> [DATASET RECORDS]:
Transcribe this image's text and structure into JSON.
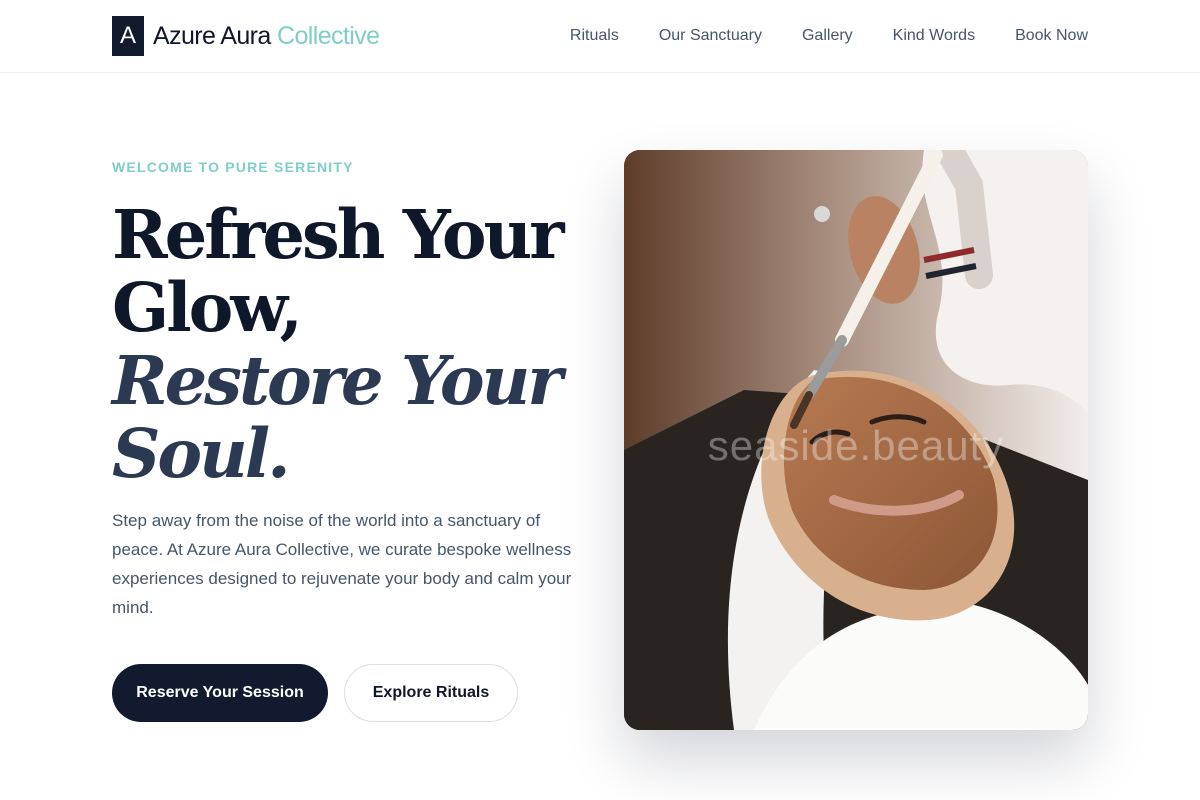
{
  "header": {
    "logo_mark": "A",
    "logo_name": "Azure Aura",
    "logo_accent": "Collective",
    "nav": [
      "Rituals",
      "Our Sanctuary",
      "Gallery",
      "Kind Words",
      "Book Now"
    ]
  },
  "hero": {
    "eyebrow": "WELCOME TO PURE SERENITY",
    "headline_line1": "Refresh Your Glow,",
    "headline_line2": "Restore Your Soul.",
    "intro": "Step away from the noise of the world into a sanctuary of peace. At Azure Aura Collective, we curate bespoke wellness experiences designed to rejuvenate your body and calm your mind.",
    "primary_button": "Reserve Your Session",
    "secondary_button": "Explore Rituals",
    "image_watermark": "seaside.beauty"
  },
  "colors": {
    "navy": "#111a2e",
    "teal_accent": "#7ecfc7",
    "slate_text": "#475569"
  },
  "icons": {
    "logo_mark": "letter-a-square"
  }
}
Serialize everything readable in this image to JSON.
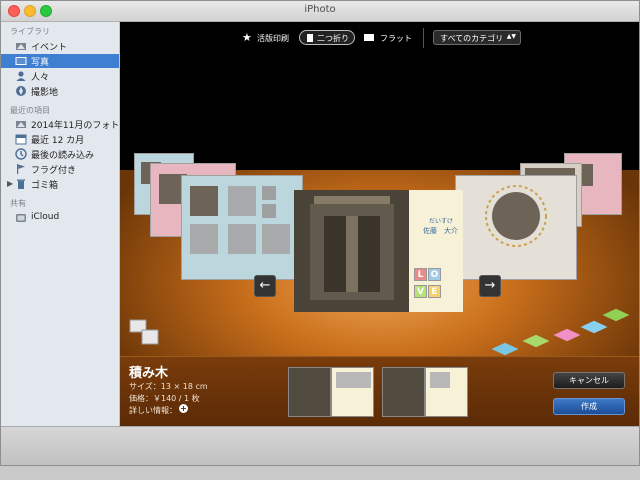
{
  "window": {
    "title": "iPhoto"
  },
  "sidebar": {
    "sections": [
      {
        "heading": "ライブラリ",
        "items": [
          {
            "label": "イベント",
            "icon": "events-icon"
          },
          {
            "label": "写真",
            "icon": "photos-icon",
            "selected": true
          },
          {
            "label": "人々",
            "icon": "people-icon"
          },
          {
            "label": "撮影地",
            "icon": "places-icon"
          }
        ]
      },
      {
        "heading": "最近の項目",
        "items": [
          {
            "label": "2014年11月のフォト…",
            "icon": "event-icon"
          },
          {
            "label": "最近 12 カ月",
            "icon": "calendar-icon"
          },
          {
            "label": "最後の読み込み",
            "icon": "last-import-icon"
          },
          {
            "label": "フラグ付き",
            "icon": "flag-icon"
          },
          {
            "label": "ゴミ箱",
            "icon": "trash-icon"
          }
        ]
      },
      {
        "heading": "共有",
        "items": [
          {
            "label": "iCloud",
            "icon": "icloud-icon"
          }
        ]
      }
    ]
  },
  "toolbar": {
    "letterpress": "活版印刷",
    "folded": "二つ折り",
    "flat": "フラット",
    "category": "すべてのカテゴリ"
  },
  "card_preview": {
    "name_small": "だいすけ",
    "name": "佐藤　大介",
    "blocks": [
      "L",
      "O",
      "V",
      "E"
    ]
  },
  "product": {
    "title": "積み木",
    "size": "サイズ：13 × 18 cm",
    "price": "価格：￥140 / 1 枚",
    "details": "詳しい情報："
  },
  "buttons": {
    "cancel": "キャンセル",
    "create": "作成"
  },
  "colors": {
    "selection": "#3f7fd2",
    "create_button": "#2a62b0",
    "floor": "#d17a22"
  }
}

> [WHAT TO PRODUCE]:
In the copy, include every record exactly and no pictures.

> [TASK OUTPUT]:
Transcribe this image's text and structure into JSON.
{
  "header": {
    "logo_mark": "A",
    "logo_name": "Azure Aura",
    "logo_accent": "Collective",
    "nav": [
      "Rituals",
      "Our Sanctuary",
      "Gallery",
      "Kind Words",
      "Book Now"
    ]
  },
  "hero": {
    "eyebrow": "WELCOME TO PURE SERENITY",
    "headline_line1": "Refresh Your Glow,",
    "headline_line2": "Restore Your Soul.",
    "intro": "Step away from the noise of the world into a sanctuary of peace. At Azure Aura Collective, we curate bespoke wellness experiences designed to rejuvenate your body and calm your mind.",
    "primary_button": "Reserve Your Session",
    "secondary_button": "Explore Rituals",
    "image_watermark": "seaside.beauty"
  },
  "colors": {
    "navy": "#111a2e",
    "teal_accent": "#7ecfc7",
    "slate_text": "#475569"
  },
  "icons": {
    "logo_mark": "letter-a-square"
  }
}
Serialize everything readable in this image to JSON.
{
  "window": {
    "title": "iPhoto"
  },
  "sidebar": {
    "sections": [
      {
        "heading": "ライブラリ",
        "items": [
          {
            "label": "イベント",
            "icon": "events-icon"
          },
          {
            "label": "写真",
            "icon": "photos-icon",
            "selected": true
          },
          {
            "label": "人々",
            "icon": "people-icon"
          },
          {
            "label": "撮影地",
            "icon": "places-icon"
          }
        ]
      },
      {
        "heading": "最近の項目",
        "items": [
          {
            "label": "2014年11月のフォト…",
            "icon": "event-icon"
          },
          {
            "label": "最近 12 カ月",
            "icon": "calendar-icon"
          },
          {
            "label": "最後の読み込み",
            "icon": "last-import-icon"
          },
          {
            "label": "フラグ付き",
            "icon": "flag-icon"
          },
          {
            "label": "ゴミ箱",
            "icon": "trash-icon"
          }
        ]
      },
      {
        "heading": "共有",
        "items": [
          {
            "label": "iCloud",
            "icon": "icloud-icon"
          }
        ]
      }
    ]
  },
  "toolbar": {
    "letterpress": "活版印刷",
    "folded": "二つ折り",
    "flat": "フラット",
    "category": "すべてのカテゴリ"
  },
  "card_preview": {
    "name_small": "だいすけ",
    "name": "佐藤　大介",
    "blocks": [
      "L",
      "O",
      "V",
      "E"
    ]
  },
  "product": {
    "title": "積み木",
    "size": "サイズ：13 × 18 cm",
    "price": "価格：￥140 / 1 枚",
    "details": "詳しい情報："
  },
  "buttons": {
    "cancel": "キャンセル",
    "create": "作成"
  },
  "colors": {
    "selection": "#3f7fd2",
    "create_button": "#2a62b0",
    "floor": "#d17a22"
  }
}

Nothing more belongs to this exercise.